It was suggested by a couple of persons whose opinions I halfway respect there was something decidedly unjust about using the death of Cory Lidle as an excuse to take a shot at Mike Francesca and Chris Russo.
So with that in mind, I’ll try to elaborate for a change.
Obviously, the Doofus Twins had nothing to do with Lidle’s passing, and I have no substantial complaints with their coverage of yesterday’s plane crash (though I’ll agree with David Roth their insistence that last night’s NLCS Game One be postponed — irrespective of the weather — was typically hysterical).
My problem is with the way Lidle was treated on Monday, in particular Russo’s manufactured outrage over the pitcher claiming he was “trying to enjoy a day in New York City.”
The tri-state area’s biggest SF Giants fan argued that members of the Yankees should be in hiding after their disgraceful showing against Detroit, and “Yankee fans aren’t enjoying their day.”

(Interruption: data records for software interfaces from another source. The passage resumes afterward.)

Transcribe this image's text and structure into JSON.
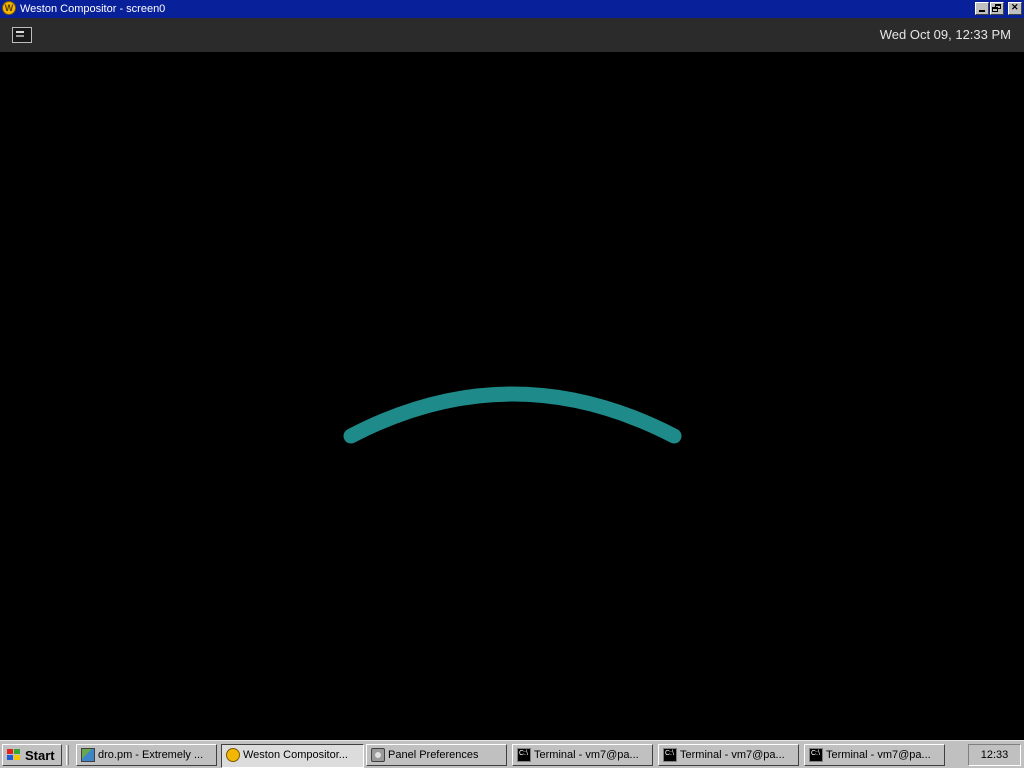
{
  "window": {
    "title": "Weston Compositor - screen0",
    "icon": "weston-icon"
  },
  "panel": {
    "launcher_icon": "terminal-icon",
    "clock": "Wed Oct 09, 12:33 PM"
  },
  "desktop": {
    "arc_color": "#1e8a8a"
  },
  "taskbar": {
    "start_label": "Start",
    "tasks": [
      {
        "label": "dro.pm - Extremely ...",
        "icon": "image-icon"
      },
      {
        "label": "Weston Compositor...",
        "icon": "weston-icon"
      },
      {
        "label": "Panel Preferences",
        "icon": "preferences-icon"
      },
      {
        "label": "Terminal - vm7@pa...",
        "icon": "terminal-icon"
      },
      {
        "label": "Terminal - vm7@pa...",
        "icon": "terminal-icon"
      },
      {
        "label": "Terminal - vm7@pa...",
        "icon": "terminal-icon"
      }
    ],
    "tray_time": "12:33"
  }
}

I’ll remember this unlistenable exchange the next time I see the likes of Barry Zito or Rick Peterson talking about “putting things in perspective.” I mean, yeah, an individual’s life or death is far more important than a ballgame — or a bullshit, faux controversy that could’ve easily been explained away by either Lidle fessing up to a poor choice of words, or a rational radio host simply saying as much after reading the quotes about the Tigers being “more ready to play”.
Nobody in this mix can have it both ways. If you really believe that Lidle’s exit “puts things in perspective”, what sort of perspective allows Lidle to be so poorly treated on the radio for having the temerity to say, in his own haphazard way, that Detroit was the better team?
And make no mistake — Francesca and Russo are hardly the only persons with egg on their face. Yack radio, the competing newspapers, countless blogs (present company included) micro analyze the low-watt musings of Lidle and his peers to the point where any dopey public statement is grounds for lynching.
Holding the media (nuevo bloggy and old school inky) accountable is a nice exercise for self-righteous cranks like yours truly, but also ignores the simple truth that such irrational obsessions are what fuel the sports media biz, if not all entertainment and consumer activity. Really putting things in perspective would mean blowing off the baseball playoffs and putting an equal amount of time and energy into helping someone else. Actually recognizing “what’s really important in life” would probably mean pulling the plug on WFAN, BBTN and a big percentage of what you’ve got bookmarked.